The robo-advice tools owned by Lime FS — Plenty Wealth and Lime Wealth — are authorised to provide automated personal financial advice to consumers about life insurance, budgeting, tax, investments, and superannuation. Both tools operate using algorithms and technology, without direct involvement of a human adviser.
However, ASIC said after reviewing a sample advice file from Plenty Wealth and Lime Wealth, the quality of advice generated by the automated online tools were “inadequate”. In some instances, the advice generated by the tools conflicted with client goals or other recommendations also generated by the tools.
“Digital advice tools offer a convenient and low-cost alternative to consumers who may otherwise not seek personal financial advice. However, the advice provided through these tools must meet the same legal obligations required of human advisers — the advice must be appropriate to the client and comply with the best interests duty,” ASIC commissioner Danielle Press warned.
ASIC said it was also concerned by Lime FS’ ability to monitor the advice generated from these tools.
“ASIC expects AFS licensees and financial advisers using or recommending digital advice tools to ensure that they adequately monitor and test the advice for quality and appropriateness,” Press said.
See also: Artificial intelligence ethics policy (TechRepublic)
It’s cases such as these that have sparked the likes of the Commonwealth Scientific and Industrial Research Organisation (CSIRO) into calling for the development of artificial intelligence (AI) with a sufficient framework to ensure nothing is set onto citizens without appropriate ethical consideration.
Data61, CSIRO’s digital innovation arm, published a discussion paper in April on the key issues raised by large-scale AI, seeking answers to a handful of questions that are expected to inform the government’s approach to AI ethics in Australia.
Conceding that there is no one-size-fits all solution to the range of legal and ethical implications issues related to AI, CSIRO identified nine tools it says could be used to assess risk and ensure compliance and oversight.
These were impact assessments, reviews, risk assessments, best practice guidelines, industry standards, collaboration, monitoring and improvement mechanisms, recourse mechanisms, and consultation.
The Australian National University recently launched a research project to focus on designing Australian values into AI systems.
The humanising machine intelligence (HMI) project will see 17 core researchers involved in building a design framework for moral machine intelligence (MMI) that can be widely deployed.
Head of School of Philosophy at the ANU Seth Lazar previously told ZDNet the need to develop moral AI comes off the back of recent concerns about existing AI systems.

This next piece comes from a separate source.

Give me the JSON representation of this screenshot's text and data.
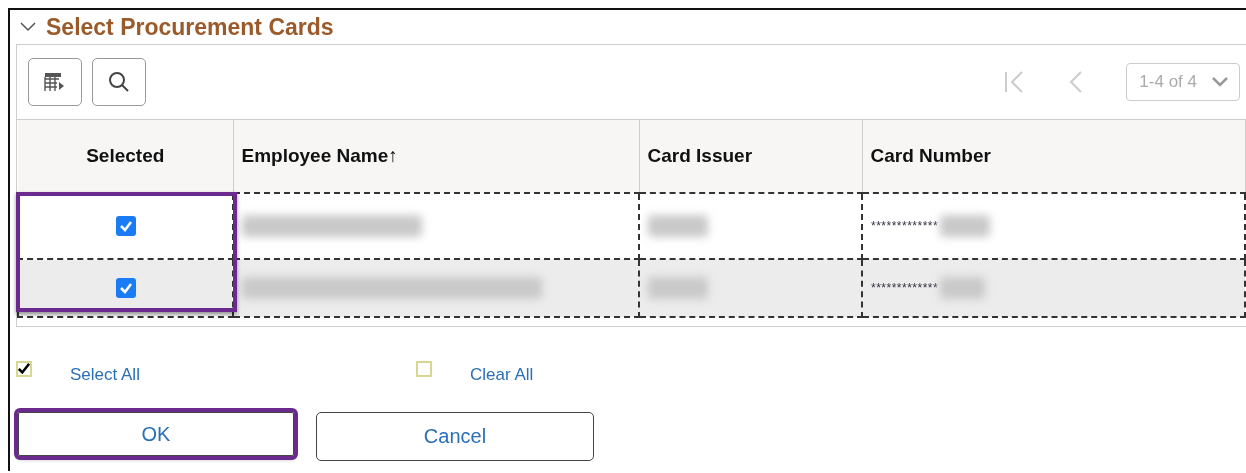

“The thing that triggers my concern about AI is there [are] so many ways in which we could use AI for social good but over the last year or two it has become apparent that there are potentially a lot of unintended consequences in which AI could potentially be made for bad reasons,” he said. “So there’s huge demand and interest for developing AI with moral values.”